#### [WHAT YOU NEED TO DO]
All lines in the data that hold the word "icon" need copying.

--- START ---

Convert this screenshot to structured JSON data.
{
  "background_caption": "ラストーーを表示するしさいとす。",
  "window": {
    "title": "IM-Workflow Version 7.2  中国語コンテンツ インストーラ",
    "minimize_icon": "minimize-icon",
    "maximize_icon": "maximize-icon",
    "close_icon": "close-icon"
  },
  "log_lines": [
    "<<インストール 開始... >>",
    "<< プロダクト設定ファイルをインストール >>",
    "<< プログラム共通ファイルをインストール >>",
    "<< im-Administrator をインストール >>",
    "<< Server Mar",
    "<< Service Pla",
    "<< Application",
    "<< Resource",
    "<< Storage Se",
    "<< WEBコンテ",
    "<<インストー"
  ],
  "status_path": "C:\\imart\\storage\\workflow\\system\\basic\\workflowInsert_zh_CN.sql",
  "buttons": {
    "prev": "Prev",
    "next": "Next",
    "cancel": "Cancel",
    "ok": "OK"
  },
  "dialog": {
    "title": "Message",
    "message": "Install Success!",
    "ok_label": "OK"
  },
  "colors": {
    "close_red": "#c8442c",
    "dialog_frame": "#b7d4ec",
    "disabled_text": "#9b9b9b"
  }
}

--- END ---

#### [EXERCISE RESULT]
    "minimize_icon": "minimize-icon",
    "maximize_icon": "maximize-icon",
    "close_icon": "close-icon"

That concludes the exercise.